By the numbers: The Liberal Party needed to win 170 seats in the 338-seat House of Commons to form a majority government. Preliminary figures showed the party had won 158 seats just after 1:30a.m. ET, with over 91% of polling stations reporting.

48 mins ago - World

Reports: CIA director's team member reported Havana Syndrome symptoms

Central Intelligence Agency (CIA) director Bill Burns during a House Intelligence Committee hearing in April on Capitol Hill.
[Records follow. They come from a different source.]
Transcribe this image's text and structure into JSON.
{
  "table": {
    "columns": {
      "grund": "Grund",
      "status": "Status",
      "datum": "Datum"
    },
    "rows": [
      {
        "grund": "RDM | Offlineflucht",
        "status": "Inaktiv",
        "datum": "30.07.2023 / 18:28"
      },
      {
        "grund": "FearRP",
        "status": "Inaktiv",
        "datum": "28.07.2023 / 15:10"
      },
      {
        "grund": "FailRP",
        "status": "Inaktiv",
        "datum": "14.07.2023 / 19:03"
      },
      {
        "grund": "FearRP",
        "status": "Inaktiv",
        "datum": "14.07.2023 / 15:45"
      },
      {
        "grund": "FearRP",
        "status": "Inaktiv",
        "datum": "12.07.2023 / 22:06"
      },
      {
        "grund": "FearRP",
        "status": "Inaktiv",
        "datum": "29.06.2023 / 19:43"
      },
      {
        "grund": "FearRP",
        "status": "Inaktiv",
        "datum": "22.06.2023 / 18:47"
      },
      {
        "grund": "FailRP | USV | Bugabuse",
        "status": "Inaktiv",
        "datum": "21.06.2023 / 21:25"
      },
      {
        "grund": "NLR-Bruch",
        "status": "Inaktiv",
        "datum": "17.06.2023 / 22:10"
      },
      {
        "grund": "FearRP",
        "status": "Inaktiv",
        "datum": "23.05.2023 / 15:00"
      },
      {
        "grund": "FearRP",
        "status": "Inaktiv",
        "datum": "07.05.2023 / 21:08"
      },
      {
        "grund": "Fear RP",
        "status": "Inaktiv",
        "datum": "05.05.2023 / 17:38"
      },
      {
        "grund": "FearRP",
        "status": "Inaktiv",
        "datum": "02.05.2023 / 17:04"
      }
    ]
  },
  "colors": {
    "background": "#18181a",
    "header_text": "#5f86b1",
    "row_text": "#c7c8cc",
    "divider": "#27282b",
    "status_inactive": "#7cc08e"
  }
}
Photo: Al Drago-Pool/Getty Images

A member of CIA director Bill Burns' team who traveled with him to India this month was treated for "symptoms consistent with Havana syndrome," CNN first reported Monday.

Why it matters: Current and former officials told the New York Times the incident signals a "possible escalation" in the mysterious neurological symptoms affecting as many as 200 Americans who've worked in overseas posts since 2016.

Pelosi's back-to-school math problem

Illustration: Sarah Grillo/Axios

House Speaker Nancy Pelosi (D-Calif.) may need votes from an unlikely source — the Republican Party — if she hopes to pass the bipartisan infrastructure bill by next Monday, as she's promised Democratic centrists.

Why it matters: With at least 20 progressives threatening to vote against the $1.2 trillion bipartisan bill, centrist members are banking on more than 10 Republicans to approve the bill.